Antineoplastons are nontoxic substances that have shown to be a promising therapy for difficult-to-treat brain cancers, low- and intermediate-grade non-Hodgkin's lymphoma, and many common types of solid tumors. Note: Antineoplastons have not been approved by the Food and Drug Administration as safe and effective for the treatment of any disease or condition. However, clinical trials are under way on this treatment.
Dr. Burzynski has been approved by the Food and Drug Administration as Principal Investigator in over 70 clinical trial studies. These studies encompass a wide range of cancer types in both children and adults. However, he is best known for treating brain cancer.
After 25 years of experimentation, the outlook for antineoplastons in the treatment of cancer has never been brighter. However, Dr. Burzynski advises that the treatment is still considered experimental, and that no promises of effectiveness can be made.
All residents of the United States must participate and be treated under a current FDA-approved clinical trial or Special Exception. Residents of most other countries must receive FDA permission to ship antineoplastons to that country. All patients are treated on an outpatient basis. The treatment is self-administered and normally free of serious side effects.
Currently there is legislation underway to allow for choice of therapy in treating ones cancer that resulted from Thomas Navarro being denied treatment at Burzynski's clinic.
Mechanism of Action
Dr. Burzynski sees cancer as a disease of cellular information processing. Antineoplastons seem to correct the program inside the cell and can change a cancerous cell back to a normal cell. Dr. Burzynski described a study carried out at the Department of Pathology for the Department of Defense in Bethesda, Maryland. The study showed that using antineoplaston AS2-1 in tissue culture caused cancer cells to change back into normal cells after approximately two to three days. (1)

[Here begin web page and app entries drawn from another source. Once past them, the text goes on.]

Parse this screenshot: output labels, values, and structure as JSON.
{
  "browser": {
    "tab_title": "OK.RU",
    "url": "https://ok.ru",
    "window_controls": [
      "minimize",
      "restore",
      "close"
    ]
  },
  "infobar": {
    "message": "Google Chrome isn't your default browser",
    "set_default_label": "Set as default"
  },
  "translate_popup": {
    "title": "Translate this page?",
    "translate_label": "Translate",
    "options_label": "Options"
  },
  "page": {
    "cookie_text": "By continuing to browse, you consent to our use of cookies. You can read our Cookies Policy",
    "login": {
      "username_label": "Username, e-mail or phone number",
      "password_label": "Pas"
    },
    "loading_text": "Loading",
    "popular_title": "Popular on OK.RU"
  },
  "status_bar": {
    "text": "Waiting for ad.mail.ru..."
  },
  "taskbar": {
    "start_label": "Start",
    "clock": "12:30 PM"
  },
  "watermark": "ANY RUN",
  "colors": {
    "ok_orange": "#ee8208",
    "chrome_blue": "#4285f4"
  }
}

Healthy cells specialize as they develop. After a specific number of cellular divisions, these specialized cells are programmed to die. Cancer cells, due to incorrect programming, undergo uncontrolled cellular proliferation. They keep multiplying without limit until they finally kill the patient. Dr. Burzynski has postulated that antineoplastons reprogram cancer cells so they behave like normal cells, with a limited life span.
The antineoplastons have to be administered continually and for a long enough time to allow the previously cancerous cells to go through their life cycle to cellular death. If the therapy is slowed down or stopped too soon, the cell (which still has an incorrect program) will start behaving like a cancerous cell again.
Since antineoplastons occur normally in humans but are present in low levels in cancer patients, Dr. Burzynski believes that testing the level of antineoplastons can be used to diagnose cancer in the future.